Three urban interventions – in Spain, Denmark and Zurich – place conventional spaces in curious settings.
1 Secret Studio by Fernando Abellanas, Valencia, Spain
An underpass in a busy city might not be everyone’s first choice to set up a retreat, but designer Fernando Abellanas did just that with a suspended studio space tucked underneath a bridge in Valencia, Spain. Abellanas equates being in the secluded room to the childhood feeling of hiding under a table, when a tablecloth would create a visual barrier but the comforting sounds of family life going on outside could still be heard. Essentially a plywood and metal box, the sanctuary is accessed by a hand crank and metal rail system that rolls the structure horizontally along the underpass concrete framework. Shelving, a simple desk and artwork are affixed to the bridge’s vertical support; once the moveable floor-and-walls portion is in place, Abellanas is essentially cut off from all outside distraction – save the near-constant din of traffic.
2 The Krane by Arcgency, Copenhagen, Denmark
While cranes are a familiar site along any harbour, one in particular on the edge of Copenhagen’s Nordhavn district certainly stands out. Part of an overall rejuvenation of the historic harbourfront spearheaded by developer Klaus Kastbjerg (including Paper Island and the Silo hotel, among other projects), the industrial beast of burden has been reimagined as an unexpectedly luxurious destination that takes advantage of the panoramic views its soaring height affords. Working with Mads Møller of local architecture firm Arcgency, Kastbjerg has turned the machine’s skeleton into a multi-level structure that includes a ground level reception area, a first-floor 20-seat meeting room (dubbed the Glass Box due to its four walls of windows), a spa and terrace on the second floor and the Krane Room topping it all off. This uppermost portion is a private, two-person retreat kitted out with custom furnishings in uniform inky black leather and wood, creating an enveloping space that minimalizes visual distractions and emphasizes the views. Møller conceived of the all-black scheme in part to reference the coal shipments the circa-1944 crane hoisted in its former life. True to the nature of Danish design, clean lines predominate with nothing superfluous crowding up the space.

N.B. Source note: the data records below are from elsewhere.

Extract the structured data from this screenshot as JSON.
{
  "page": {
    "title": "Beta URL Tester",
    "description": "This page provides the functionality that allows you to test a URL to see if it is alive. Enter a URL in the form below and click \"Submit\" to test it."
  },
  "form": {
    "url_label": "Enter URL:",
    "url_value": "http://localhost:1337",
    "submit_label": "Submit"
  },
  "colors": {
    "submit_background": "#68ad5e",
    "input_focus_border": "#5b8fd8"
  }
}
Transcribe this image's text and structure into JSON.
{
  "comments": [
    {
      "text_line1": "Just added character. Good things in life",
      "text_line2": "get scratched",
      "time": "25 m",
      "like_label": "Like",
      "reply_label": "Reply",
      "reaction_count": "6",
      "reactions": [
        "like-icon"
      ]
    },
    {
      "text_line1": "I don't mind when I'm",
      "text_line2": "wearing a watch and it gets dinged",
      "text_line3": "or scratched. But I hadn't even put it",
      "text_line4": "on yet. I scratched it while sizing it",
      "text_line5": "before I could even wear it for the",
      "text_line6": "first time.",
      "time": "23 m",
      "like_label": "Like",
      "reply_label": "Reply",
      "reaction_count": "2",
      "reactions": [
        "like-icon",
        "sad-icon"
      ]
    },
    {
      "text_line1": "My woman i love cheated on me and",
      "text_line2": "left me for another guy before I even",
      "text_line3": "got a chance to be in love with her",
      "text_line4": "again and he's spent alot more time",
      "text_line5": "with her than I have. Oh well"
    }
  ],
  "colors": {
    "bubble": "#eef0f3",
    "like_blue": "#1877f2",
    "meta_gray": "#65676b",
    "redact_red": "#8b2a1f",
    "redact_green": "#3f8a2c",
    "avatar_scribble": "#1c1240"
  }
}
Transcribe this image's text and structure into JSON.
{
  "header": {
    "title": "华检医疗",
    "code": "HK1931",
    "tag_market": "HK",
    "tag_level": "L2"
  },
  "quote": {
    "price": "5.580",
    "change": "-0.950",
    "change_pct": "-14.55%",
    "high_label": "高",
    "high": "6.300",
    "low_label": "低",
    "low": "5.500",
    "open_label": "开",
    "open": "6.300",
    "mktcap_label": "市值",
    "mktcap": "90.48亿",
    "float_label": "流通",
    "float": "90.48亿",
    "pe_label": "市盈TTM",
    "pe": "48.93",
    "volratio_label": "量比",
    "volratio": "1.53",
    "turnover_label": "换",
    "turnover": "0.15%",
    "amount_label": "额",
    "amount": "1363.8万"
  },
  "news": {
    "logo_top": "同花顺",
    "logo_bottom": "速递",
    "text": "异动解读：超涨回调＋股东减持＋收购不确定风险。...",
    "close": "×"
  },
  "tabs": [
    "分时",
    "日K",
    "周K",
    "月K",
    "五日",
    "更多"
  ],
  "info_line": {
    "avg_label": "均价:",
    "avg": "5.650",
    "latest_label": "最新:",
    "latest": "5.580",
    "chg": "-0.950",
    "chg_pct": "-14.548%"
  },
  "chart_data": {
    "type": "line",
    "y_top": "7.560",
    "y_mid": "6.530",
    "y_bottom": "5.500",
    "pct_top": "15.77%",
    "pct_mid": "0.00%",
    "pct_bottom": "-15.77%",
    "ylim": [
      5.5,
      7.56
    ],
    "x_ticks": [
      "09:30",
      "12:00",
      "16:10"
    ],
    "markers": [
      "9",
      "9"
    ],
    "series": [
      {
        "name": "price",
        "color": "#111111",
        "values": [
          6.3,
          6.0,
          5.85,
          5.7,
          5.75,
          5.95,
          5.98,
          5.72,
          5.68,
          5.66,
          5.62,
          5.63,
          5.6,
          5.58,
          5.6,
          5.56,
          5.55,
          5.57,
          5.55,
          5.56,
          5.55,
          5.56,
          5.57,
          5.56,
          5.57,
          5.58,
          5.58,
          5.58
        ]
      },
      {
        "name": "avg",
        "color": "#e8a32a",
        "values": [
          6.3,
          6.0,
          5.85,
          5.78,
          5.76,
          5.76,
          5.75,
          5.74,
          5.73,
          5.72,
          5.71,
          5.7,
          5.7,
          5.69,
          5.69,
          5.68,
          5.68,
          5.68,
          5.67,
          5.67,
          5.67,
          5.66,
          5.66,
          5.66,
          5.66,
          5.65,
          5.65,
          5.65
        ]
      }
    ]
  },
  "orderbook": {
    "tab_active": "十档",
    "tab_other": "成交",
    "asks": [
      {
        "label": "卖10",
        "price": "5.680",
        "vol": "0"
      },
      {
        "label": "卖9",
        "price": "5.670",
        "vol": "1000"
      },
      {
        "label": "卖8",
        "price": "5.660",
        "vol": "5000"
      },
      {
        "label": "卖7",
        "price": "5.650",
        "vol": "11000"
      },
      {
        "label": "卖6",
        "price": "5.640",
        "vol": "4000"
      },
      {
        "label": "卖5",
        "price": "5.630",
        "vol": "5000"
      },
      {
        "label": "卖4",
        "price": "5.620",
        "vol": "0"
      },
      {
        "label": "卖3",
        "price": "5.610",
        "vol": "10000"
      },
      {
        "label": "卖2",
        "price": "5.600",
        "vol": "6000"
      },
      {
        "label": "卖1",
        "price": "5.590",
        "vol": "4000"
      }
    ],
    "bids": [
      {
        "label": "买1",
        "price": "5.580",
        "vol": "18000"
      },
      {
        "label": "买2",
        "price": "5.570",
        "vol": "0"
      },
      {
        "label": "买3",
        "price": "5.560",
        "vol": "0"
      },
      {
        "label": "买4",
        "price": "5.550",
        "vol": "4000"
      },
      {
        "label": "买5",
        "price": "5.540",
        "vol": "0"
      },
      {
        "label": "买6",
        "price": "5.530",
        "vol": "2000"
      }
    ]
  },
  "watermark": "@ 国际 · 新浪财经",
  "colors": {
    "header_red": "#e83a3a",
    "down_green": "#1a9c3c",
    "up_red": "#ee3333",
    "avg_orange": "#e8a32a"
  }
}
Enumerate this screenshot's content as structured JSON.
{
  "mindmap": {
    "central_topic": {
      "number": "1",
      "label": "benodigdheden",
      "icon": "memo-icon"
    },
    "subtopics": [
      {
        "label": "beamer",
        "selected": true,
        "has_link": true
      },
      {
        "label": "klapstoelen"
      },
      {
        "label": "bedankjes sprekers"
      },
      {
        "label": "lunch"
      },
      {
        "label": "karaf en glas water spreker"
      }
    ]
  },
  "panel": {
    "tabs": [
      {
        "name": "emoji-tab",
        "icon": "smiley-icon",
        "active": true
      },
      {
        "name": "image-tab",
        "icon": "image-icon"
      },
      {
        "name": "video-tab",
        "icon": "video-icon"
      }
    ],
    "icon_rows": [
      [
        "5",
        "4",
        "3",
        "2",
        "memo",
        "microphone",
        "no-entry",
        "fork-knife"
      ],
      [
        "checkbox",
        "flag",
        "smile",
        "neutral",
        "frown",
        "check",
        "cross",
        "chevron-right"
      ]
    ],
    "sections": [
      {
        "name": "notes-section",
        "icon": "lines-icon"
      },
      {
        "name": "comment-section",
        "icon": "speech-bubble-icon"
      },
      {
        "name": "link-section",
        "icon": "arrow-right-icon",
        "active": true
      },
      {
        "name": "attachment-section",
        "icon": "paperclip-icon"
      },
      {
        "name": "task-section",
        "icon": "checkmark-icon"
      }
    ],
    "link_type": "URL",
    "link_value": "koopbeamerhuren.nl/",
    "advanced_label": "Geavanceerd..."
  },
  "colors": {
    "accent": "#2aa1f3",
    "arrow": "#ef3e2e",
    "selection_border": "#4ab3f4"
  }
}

3 Balboa im Viadukt by HelsinkiZurich, Zurich, Switzerland
For their second project with fitness start-up Balboa, Zurich studio Helsinkizurich has retrofitted a portion of a centuries-old railway bridge into a sleek space to pump iron. Continuing Balboa’s vision of changing the perception of what a gym is (its first Helsinkizurich-designed space, in the city’s banking district, includes a bar selling booze rather than the expected protein smoothies), Balboa im Viadukt is a space built on urbanity and function, offering a modern fitness facility defined by the massive stone walls that enclose it. The protected material that forms the bridge’s arch creates an intriguing backdrop to the more modern elements throughout. Divided into two levels, the workout zone encompasses the entire ground floor, with the waiting area, showers and change rooms located on a raised second-level platform that overlooks the activity below. Shiny galvanized steel forms the interior walls, shower stalls and bench seating, while a vibrant cobalt-washed ceiling is punctured with skylights and graphic lighting fixtures. The gym is one of a number of other shops, studios and markets that have been installed within the hefty stone arches of a still-functioning 1804 railway bridge that are collectively revitalizing the Zurich-West industrial neighbourhood.